This is inspired by a recent post at my girlfriend’s blog, who talked about her favorite representations of New York in cinema. Partially to show her up, and partially because about half of her picks would’ve been on my list, I decided to expand it to THE ENTIRE WORLD. Basically, using the same criteria by which she selected her New Yorks, these cities (as you’ll see, towns will also count, but they must be urban areas) must play a larger role in the story than simply being background. The ways in which that criteria manifests itself will vary, as you will shortly see.
BEFORE SUNRISE (Venice) – Fuck Paris, man. I cannot, for the life of me, think of a city that feels more romantic than Venice does in Before Sunrise. Every place they go is some off-the-beaten-path, not-gonna-find-it-in-a-guidebook, totally magical place that EVERYONE wants to fall in love in.
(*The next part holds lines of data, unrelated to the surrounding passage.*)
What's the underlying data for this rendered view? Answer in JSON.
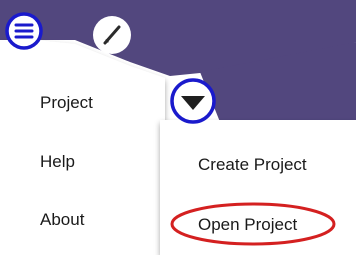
{
  "menu": {
    "items": [
      {
        "label": "Project"
      },
      {
        "label": "Help"
      },
      {
        "label": "About"
      }
    ]
  },
  "submenu": {
    "items": [
      {
        "label": "Create Project"
      },
      {
        "label": "Open Project"
      }
    ]
  },
  "colors": {
    "header_background": "#52477e",
    "annotation_circle": "#1a1acc",
    "annotation_ellipse": "#d42020",
    "text": "#1a1a1a"
  },
  "icons": {
    "menu_toggle": "hamburger-icon",
    "edit": "pencil-icon",
    "dropdown": "triangle-down-icon"
  }
}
BREATHLESS (Paris) – Well, Paris is PRETTY cool, you know? Godard’s Paris in Breathless feels exactly like descriptions of New York in the late 1960s – a city full of partially-employed quasi-intellectuals who love the arts, but lack any mode of expression except towards each other. The more I think about this movie, the more I fall for it, the more because I so badly want to crawl into the movie and FEEL this place.
LA DOLCE VITA/L’ECLISSE (Rome) – I’ve never been to Italy, I only have the movies. And while Rome could never be the Rome I know in these two films, I’m sure there’s enough of it there from fifty years ago for it to FEEL like the Rome in these two films. Anyway, I hope so.
There are some slight differences in portrayal, mostly in that Fellini’s masterpiece (I do hold it in greater esteem than 8½) is such a wild, glamorous romp through the city’s social elite, and Antonioni’s is a vision of isolation (as was his wont), but between the black-and-white photography, the two great director’s incredible control of their frame, and, obviously, the location, these two Romes feel like they exist near each other, each hovering just outside the other’s universe. I hope to someday explore them both.
THE ROYAL TENENBAUMS (New York City) – Wes Anderson has a distinct visual sense, that much is certain. But to what end? Here, he transformed New York into a city much like Fellini’s or Godard’s – a little larger than life, greatly exaggerated, but perfectly calibrated to show only the parts the characters know, the way they know it.
THE THIRD MAN (Vienna) – Ah, the other side to the lovers’ paradise we saw in Before Sunrise. Vienna in Carol Reed's best-regarded film is late-40s Vienna, which means postwar Vienna, and that air of reconstruction hangs over every scene, with each character trying to find their way into this new world that’s being built. That, and it’s just a great place to set a film, visually. Every shot ends up better for it.
CASABLANCA (duh) – This one is so obvious it hardly needs mentioning. A city full of thieves, corrupt officials, freedom fighters, gamblers, and club owners? It’s like if you took Las Vegas, but gave it some sort of purpose.
PORT OF SHADOWS (Le Havre) – The existential sibling of Casablanca and the Vienna of The Third Man, Marcel Carne’s great gangster picture drips with atmosphere and feels absolutely alive in every sense. If the place feels a little fake, it’s because it’s a movie, damn it, but the spirit of this film and its town comes alive at Panama’s, the go-to bar for all the town’s drifters.
NASHVILLE (Nashville, TN) – A movie does get a leg up when its city comes to represent, oh, all of America. Nashville is one of the most American films ever made, in all that that could ever mean, and it must be seen to be known. The Nashville of Nashville, much like the New York of The Royal Tenenbaums, could never really exist, but in a lot of ways it does, everyday.
OCEAN’S 13 (Las Vegas) – Sure, Ocean's 11 also took place in Vegas, but there’s something to the Vegas that director Steven Soderbergh created with this film. It’s at once insanely modern (are there really casinos that use computers that read your pulse and so forth to determine if you’re cheating?), and exactly the Vegas we all know from the Sinatra days. Really, it’s what that Vegas would feel like if it existed today.
IN BRUGES (Bruges) – Fockin’ fairytale town, right? In Bruges is one of those films that every single bastard on this damn planet should have seen by now, because every single bastard on this damn planet has no reason to dislike it, but how great is Bruges? Bruges is everything in this movie…it’s a dead end, a wonderfully preserved bit of history, an escape, a seedy underbelly in a part of the world rife with seedy underbellies, but to everyone, in one way or another, it’s a fockin’ fairytale town where almost anything can happen and everything does. I love the shit out of this movie, and fockin’ Bruges.
What about you? What cities just scream out to you?